**Problem details**
Scan the records and identify every line in which the string "summary" occurs, then return those lines.

== Records to use

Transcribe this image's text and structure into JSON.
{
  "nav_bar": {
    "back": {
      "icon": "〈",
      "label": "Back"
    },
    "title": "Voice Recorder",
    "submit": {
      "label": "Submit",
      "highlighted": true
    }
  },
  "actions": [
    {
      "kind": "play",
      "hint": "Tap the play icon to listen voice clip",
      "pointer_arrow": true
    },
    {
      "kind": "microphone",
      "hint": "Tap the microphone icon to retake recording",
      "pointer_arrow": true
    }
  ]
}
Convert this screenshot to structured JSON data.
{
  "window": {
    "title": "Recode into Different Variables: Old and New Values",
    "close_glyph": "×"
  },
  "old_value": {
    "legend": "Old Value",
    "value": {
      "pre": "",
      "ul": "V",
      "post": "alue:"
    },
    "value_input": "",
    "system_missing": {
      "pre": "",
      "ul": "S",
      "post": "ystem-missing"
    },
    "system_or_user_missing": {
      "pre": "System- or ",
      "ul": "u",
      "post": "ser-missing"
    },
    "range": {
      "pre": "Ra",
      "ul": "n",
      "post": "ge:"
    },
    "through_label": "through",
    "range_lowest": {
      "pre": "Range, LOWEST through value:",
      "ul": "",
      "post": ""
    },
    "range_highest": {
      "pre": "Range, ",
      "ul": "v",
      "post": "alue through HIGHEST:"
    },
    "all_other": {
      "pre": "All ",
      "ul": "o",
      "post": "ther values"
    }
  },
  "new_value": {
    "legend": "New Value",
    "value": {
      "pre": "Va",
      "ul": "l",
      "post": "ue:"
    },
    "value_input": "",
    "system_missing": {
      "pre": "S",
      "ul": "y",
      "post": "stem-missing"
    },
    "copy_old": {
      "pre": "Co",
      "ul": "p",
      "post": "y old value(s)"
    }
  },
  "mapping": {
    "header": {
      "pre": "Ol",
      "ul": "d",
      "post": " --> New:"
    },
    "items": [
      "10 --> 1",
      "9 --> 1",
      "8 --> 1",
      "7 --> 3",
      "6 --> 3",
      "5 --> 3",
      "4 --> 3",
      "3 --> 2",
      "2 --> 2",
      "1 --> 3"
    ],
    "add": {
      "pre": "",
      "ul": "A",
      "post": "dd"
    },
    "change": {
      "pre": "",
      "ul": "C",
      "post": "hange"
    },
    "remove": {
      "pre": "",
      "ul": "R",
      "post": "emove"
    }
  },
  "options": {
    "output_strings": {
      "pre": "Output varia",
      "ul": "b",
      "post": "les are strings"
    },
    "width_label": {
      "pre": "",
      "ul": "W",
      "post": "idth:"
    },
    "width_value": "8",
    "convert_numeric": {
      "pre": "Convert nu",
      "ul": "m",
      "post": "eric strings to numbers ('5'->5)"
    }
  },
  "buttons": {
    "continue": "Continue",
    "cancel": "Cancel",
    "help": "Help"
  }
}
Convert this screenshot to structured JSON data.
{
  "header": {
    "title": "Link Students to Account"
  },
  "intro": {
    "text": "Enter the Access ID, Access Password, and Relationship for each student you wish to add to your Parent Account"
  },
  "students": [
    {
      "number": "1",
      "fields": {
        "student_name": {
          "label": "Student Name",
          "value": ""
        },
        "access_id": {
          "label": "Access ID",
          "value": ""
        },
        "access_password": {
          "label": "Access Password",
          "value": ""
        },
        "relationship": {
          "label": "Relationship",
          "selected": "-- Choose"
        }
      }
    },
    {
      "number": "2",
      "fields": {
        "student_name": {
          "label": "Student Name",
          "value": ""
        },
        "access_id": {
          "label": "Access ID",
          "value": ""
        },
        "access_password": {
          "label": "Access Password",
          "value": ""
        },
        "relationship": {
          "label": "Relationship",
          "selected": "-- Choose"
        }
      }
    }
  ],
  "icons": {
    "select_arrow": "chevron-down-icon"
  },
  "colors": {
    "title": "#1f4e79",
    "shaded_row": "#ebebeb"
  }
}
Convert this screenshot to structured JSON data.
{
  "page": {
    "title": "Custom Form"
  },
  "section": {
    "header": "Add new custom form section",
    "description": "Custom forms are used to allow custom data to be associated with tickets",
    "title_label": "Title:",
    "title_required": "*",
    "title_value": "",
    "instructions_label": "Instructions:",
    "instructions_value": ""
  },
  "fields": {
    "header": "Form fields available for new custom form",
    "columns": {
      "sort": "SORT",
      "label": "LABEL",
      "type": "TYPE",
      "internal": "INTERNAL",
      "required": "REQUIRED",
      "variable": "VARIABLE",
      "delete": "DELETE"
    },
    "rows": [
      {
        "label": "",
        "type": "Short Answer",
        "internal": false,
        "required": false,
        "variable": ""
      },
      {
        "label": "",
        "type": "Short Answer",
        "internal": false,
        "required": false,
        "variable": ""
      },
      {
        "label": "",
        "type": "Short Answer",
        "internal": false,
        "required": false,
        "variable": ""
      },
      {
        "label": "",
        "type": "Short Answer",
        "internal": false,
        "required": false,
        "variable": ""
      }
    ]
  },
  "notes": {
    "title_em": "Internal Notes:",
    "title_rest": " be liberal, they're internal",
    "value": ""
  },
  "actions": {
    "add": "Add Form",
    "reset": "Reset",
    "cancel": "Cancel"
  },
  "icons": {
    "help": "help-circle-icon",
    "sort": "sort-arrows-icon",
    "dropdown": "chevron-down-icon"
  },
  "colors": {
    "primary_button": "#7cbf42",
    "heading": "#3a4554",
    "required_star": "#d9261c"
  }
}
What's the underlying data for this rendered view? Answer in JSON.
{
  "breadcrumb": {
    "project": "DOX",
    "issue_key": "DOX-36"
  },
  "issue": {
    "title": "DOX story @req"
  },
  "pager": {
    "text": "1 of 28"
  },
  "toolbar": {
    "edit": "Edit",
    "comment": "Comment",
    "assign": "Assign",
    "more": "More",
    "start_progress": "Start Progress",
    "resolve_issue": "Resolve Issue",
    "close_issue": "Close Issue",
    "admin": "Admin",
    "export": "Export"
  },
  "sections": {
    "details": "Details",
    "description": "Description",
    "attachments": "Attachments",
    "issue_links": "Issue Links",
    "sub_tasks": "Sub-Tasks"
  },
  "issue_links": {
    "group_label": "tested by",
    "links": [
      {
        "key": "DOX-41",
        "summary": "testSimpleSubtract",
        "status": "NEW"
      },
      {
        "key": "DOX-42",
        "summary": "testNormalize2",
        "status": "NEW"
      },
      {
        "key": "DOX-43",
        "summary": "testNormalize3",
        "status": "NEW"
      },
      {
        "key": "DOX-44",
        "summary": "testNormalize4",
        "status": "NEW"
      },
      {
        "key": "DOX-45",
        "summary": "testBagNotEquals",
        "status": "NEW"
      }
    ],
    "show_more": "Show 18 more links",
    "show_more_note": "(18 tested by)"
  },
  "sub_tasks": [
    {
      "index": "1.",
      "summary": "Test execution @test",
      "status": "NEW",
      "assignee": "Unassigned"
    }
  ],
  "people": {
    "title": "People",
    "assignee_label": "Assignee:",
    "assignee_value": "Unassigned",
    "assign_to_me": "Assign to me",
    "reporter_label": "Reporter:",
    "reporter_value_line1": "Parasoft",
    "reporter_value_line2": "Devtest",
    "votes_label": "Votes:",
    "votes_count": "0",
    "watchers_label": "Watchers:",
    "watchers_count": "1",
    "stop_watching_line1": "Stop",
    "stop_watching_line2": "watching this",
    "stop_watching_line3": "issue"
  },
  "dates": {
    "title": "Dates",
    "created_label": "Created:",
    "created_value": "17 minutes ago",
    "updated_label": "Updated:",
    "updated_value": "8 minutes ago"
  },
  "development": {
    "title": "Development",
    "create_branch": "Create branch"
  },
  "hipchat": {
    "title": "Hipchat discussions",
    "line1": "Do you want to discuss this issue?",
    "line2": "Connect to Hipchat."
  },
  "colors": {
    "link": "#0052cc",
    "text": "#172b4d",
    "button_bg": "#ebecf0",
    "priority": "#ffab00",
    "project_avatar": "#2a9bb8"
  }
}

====

**Expected answer**
        "summary": "testSimpleSubtract",
        "summary": "testNormalize2",
        "summary": "testNormalize3",
        "summary": "testNormalize4",
        "summary": "testBagNotEquals",
      "summary": "Test execution @test",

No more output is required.